Faculty covering ethical-legal content might include content on:

  • relevant state and federal laws regarding informed consent, advance directives, portable (community based) do-not-resuscitate orders, etc. (competency #12);
  • common legal myths and professional misperceptions regarding end-of-life care (competency #12); and
  • differences between laws, institutional policies, personal values, family values, and professional values and ethics (competency #12)

Cultural Issues Content
Increasingly, nursing education includes content about culture. Faculty who teach this content should incorporate cultural influences on attitudes and beliefs about death and dying in the cultures represented in the surrounding community (competency #5).

Nursing Research
Courses that address nursing research should include examples of research done in palliative care settings and in settings where death is a frequent outcome. For example, a number of nursing studies have been published in the areas of symptom assessment and management, family member bereavement, and quality of life in palliative care settings (competency #15).

Professional Issues/Health Care Settings
A discussion of hospice as a type of health care model should be included in the curriculum. Professional issues surrounding providing care in the home, the role of the family caregiver, and the role of the nurse in supporting the family caregiver should also be addressed in addition to the professional issues surrounding provision of palliative care within traditional acute and clinic settings (competencies #1, #10, #11).

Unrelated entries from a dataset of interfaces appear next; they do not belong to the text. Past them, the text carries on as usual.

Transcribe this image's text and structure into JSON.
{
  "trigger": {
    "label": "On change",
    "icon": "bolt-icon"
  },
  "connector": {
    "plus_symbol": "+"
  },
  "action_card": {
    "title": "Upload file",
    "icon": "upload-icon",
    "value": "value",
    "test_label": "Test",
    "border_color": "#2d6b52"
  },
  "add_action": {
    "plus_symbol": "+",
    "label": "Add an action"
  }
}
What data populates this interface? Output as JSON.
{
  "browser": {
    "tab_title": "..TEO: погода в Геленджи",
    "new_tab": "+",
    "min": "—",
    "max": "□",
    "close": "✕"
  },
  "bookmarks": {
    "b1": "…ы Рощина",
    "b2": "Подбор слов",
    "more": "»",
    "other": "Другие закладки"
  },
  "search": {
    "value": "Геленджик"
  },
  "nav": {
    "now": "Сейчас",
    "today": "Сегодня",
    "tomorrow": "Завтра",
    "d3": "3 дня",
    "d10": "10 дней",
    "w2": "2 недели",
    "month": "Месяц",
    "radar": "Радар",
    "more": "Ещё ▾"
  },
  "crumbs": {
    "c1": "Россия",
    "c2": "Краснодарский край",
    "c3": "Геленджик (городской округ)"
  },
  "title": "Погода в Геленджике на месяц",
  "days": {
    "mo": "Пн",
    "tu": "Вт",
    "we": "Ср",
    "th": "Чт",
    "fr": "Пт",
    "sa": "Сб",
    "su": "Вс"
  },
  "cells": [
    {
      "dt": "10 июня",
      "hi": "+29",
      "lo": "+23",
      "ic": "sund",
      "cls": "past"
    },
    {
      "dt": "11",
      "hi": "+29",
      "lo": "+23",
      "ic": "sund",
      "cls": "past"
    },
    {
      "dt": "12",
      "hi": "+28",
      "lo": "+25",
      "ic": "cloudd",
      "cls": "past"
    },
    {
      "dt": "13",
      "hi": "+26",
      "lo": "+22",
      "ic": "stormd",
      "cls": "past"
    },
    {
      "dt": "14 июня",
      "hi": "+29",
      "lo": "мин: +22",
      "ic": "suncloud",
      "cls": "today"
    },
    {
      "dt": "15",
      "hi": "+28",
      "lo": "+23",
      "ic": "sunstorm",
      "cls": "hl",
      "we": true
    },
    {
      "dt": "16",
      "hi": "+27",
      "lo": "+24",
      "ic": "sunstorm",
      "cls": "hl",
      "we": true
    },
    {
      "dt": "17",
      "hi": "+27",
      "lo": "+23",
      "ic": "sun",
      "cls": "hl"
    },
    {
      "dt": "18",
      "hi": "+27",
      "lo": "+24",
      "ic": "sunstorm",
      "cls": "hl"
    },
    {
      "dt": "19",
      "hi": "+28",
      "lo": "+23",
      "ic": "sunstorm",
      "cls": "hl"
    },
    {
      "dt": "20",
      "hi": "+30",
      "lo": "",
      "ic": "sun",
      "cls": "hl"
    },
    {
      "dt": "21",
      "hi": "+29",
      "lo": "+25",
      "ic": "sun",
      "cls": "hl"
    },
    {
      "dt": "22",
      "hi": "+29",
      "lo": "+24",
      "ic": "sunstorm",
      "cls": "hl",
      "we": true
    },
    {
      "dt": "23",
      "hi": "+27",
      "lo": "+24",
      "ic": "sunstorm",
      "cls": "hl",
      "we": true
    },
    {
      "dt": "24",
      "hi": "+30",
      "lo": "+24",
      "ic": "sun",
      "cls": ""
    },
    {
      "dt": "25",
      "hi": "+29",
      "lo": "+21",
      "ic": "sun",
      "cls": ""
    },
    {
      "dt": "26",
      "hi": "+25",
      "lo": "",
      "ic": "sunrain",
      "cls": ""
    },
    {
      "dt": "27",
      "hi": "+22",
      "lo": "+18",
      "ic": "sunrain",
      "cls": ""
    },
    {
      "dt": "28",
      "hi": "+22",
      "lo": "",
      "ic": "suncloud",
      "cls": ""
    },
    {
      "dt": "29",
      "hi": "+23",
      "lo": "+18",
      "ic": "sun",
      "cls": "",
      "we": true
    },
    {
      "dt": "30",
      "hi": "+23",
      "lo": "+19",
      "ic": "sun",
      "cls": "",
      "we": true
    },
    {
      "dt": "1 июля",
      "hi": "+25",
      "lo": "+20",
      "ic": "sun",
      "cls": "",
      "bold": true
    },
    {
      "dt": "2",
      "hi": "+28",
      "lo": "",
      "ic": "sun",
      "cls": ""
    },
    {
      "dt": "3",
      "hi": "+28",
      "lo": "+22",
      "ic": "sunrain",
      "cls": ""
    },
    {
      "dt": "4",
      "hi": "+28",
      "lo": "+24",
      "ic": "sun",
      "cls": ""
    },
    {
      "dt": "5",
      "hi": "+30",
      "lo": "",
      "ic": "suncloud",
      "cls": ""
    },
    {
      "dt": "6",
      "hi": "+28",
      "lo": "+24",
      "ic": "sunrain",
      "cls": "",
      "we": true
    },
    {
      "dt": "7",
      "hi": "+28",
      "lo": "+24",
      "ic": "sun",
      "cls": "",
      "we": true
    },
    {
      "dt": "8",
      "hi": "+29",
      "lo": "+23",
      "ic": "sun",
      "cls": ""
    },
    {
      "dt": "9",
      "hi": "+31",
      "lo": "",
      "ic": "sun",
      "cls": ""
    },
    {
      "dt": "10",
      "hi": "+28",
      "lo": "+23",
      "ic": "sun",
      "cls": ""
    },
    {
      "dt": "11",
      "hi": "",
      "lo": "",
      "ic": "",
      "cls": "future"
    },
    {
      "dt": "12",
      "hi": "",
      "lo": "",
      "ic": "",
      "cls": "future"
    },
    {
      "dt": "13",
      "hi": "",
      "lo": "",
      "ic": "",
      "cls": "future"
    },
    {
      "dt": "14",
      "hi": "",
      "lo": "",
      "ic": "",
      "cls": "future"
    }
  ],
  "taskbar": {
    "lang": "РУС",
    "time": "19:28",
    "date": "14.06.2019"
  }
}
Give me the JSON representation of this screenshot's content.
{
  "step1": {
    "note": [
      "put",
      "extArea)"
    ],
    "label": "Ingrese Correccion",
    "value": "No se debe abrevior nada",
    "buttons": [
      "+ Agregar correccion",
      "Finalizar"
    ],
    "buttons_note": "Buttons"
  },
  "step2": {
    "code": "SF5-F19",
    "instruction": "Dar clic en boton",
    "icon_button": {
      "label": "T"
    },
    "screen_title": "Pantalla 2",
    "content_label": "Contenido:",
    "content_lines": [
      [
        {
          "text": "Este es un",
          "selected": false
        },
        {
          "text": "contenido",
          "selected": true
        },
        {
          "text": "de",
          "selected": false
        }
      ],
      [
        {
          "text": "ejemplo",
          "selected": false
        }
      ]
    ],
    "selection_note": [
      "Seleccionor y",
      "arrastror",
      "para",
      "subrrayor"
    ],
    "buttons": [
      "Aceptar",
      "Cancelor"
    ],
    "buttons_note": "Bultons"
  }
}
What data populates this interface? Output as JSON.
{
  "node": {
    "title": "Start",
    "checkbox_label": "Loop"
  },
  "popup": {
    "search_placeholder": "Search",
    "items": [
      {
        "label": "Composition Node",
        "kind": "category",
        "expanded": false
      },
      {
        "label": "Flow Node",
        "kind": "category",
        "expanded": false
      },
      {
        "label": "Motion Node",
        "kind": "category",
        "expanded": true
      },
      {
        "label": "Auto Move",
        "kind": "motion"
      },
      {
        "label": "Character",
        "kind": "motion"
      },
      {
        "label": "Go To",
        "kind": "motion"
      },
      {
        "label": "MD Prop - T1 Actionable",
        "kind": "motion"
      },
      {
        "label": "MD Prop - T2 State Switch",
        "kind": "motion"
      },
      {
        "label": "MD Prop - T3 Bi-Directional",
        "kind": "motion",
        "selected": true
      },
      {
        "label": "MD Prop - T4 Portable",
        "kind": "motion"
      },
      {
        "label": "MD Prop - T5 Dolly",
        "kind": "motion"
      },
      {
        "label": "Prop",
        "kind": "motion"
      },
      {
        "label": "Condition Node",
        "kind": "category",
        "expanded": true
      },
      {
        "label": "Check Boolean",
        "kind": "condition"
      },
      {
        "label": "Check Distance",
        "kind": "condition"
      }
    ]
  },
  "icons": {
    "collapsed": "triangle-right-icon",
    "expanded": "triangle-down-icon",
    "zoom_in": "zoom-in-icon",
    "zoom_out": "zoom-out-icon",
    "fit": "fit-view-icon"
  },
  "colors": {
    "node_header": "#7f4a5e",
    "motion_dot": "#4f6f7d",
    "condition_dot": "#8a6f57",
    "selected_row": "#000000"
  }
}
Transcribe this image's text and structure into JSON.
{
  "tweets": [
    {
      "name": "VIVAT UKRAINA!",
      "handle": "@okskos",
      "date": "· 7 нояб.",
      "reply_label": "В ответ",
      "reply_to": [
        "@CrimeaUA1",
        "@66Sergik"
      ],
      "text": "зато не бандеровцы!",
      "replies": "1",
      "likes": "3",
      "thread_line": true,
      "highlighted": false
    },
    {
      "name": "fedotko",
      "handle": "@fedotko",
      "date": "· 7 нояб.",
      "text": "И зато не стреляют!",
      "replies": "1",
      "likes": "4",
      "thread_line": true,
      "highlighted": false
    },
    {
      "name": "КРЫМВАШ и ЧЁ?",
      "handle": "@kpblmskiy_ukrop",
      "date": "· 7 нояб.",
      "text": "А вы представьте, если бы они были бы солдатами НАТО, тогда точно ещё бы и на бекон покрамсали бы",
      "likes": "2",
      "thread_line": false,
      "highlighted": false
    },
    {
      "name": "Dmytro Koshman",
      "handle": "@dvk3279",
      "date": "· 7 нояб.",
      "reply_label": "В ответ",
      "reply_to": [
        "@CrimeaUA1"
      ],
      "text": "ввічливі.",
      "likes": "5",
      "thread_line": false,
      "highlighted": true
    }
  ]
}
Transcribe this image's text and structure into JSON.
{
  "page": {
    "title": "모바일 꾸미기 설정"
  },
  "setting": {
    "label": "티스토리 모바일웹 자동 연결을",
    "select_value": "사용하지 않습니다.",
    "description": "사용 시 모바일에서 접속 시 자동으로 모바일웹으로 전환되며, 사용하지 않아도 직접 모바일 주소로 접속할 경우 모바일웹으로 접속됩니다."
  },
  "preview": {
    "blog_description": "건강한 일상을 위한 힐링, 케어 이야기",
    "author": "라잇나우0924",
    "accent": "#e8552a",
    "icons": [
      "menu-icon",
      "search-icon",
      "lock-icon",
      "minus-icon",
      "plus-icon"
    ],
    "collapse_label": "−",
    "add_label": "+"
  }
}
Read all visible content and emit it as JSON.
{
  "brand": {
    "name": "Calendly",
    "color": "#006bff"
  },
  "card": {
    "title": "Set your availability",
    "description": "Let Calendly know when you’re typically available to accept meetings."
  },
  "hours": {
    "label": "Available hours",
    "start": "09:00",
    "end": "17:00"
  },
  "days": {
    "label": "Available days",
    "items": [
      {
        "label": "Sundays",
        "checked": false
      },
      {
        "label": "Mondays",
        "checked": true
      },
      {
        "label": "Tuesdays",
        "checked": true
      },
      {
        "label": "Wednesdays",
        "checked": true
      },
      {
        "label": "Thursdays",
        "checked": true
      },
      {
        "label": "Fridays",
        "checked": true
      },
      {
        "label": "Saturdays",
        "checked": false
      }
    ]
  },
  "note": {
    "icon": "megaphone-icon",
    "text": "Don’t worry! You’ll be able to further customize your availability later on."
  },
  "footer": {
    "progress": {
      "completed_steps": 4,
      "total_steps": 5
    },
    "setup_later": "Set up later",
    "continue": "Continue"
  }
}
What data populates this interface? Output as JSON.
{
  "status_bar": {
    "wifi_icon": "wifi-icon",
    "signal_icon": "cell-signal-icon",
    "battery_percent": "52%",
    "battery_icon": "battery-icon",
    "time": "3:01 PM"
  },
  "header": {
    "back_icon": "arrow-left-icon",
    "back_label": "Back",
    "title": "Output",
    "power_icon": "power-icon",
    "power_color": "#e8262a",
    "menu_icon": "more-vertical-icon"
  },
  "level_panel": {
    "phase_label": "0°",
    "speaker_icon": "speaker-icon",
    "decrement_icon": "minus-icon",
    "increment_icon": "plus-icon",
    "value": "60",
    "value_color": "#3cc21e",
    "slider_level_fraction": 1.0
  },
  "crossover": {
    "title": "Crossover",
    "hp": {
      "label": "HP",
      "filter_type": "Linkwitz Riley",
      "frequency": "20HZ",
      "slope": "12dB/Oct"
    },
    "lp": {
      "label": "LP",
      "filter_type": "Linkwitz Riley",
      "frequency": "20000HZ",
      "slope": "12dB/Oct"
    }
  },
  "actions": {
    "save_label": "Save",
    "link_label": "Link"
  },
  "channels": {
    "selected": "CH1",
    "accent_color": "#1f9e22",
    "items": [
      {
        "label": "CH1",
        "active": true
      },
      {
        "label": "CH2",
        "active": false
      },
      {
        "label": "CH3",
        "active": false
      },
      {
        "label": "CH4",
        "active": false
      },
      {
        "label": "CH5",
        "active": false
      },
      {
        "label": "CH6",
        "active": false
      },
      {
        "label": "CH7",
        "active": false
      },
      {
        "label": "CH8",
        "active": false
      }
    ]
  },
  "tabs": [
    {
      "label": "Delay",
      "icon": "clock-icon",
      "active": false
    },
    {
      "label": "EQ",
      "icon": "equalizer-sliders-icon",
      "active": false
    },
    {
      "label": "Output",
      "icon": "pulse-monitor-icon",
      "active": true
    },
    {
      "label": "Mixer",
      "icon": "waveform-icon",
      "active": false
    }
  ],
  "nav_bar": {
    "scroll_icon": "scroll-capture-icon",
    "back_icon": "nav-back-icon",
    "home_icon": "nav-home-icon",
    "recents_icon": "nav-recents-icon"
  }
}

1 International Council of Nurses. (1997). Basic Principles of Nursing Care. Washington, DC: American Nurses Publishing.


Robert Wood Johnson Foundation End-of-Life-Care Roundtable
November 11 -12, 1997
ANA Hotel
Washington, DC

Inge Corless, PhD
MGH Institute of Health Profession
Graduate Program in Nursing
Boston, MA

Cecilia Eagen (Sister Cecilia), PhD
Director, Hospice Education
Madonna University
Livonia, MI

Betty Ferrell, PhD
Associate Research Scientist
City of Hope National Medical Center
Duarte, CA

Barbara Given, PhD
College of Nursing
Michigan State University
East Lansing, MI

Ed Halloran, PhD
School of Nursing
University of North Carolina - Chapel Hill
Chapel Hill, NC

Bernard "Bud" Hammes, PhD
Director, Medical Humanities
Gundersen Lutheran Medical Center
La Crosse, WI

Susan McMillan, PhD
American Cancer Society Professor of Oncology Nursing
College of Nursing
University of South Florida
Tampa, FL

Paula Nelson-Marten, PhD
University of Colorado Health Sciences Center
School of Nursing
Denver, CO

Kathleen Puntillo, DNSc
Associate Professor
School of Nursing
University of California - San Francisco
San Francisco, CA

Cindy Rushton, DNSc
School of Nursing
Johns Hopkins University
Baltimore, MD

Sarah Shannon, PhD
Dept. of Biobehavioral Nursing and Health Systems
University of Washington
Seattle, WA

Deborah Sherman, PhD, ANP, CS
Assistant Professor
Division of Nursing
New York University
New York City, NY

Denice Sheehan, MSN, CRNH
Coordinator of Palliative Care
Breen School of Nursing
Ursuline College
Pepper Pike, OH

Barbara Stewart, PhD
Lienhard School of Nursing
Pace University
Pleasantville, NY

Diana Wilkie, PhD
Associate Professor & American Cancer Society Professor of Oncology Nursing
Dept. of Biobehavioral Nursing and Health Systems
University of Washington
Seattle, WA

The Robert Wood Johnson Foundation Staff:

Rosemary Gibson
Program Director
The Robert Wood Johnson Foundation
Princeton, NJ

American Association of Colleges of Nursing Staff:
1 Dupont Circle, NW, Suite 530
Washington, DC 20036

Anne Rhome
Director, Member Education

Martha Mihaly
Special Projects Manager

Joan Stanley
Director of Education Policy


Mary Peterson
Director of Development
College of Nursing
Montana State University
Bozeman, MT

(February 1998)

Related AACN Documents

AACN Chosen by The Robert Wood Johnson Foundation to Coordinate National Effort to Improve End-of-Life Nursing Care
(News Release - March 3, 2000)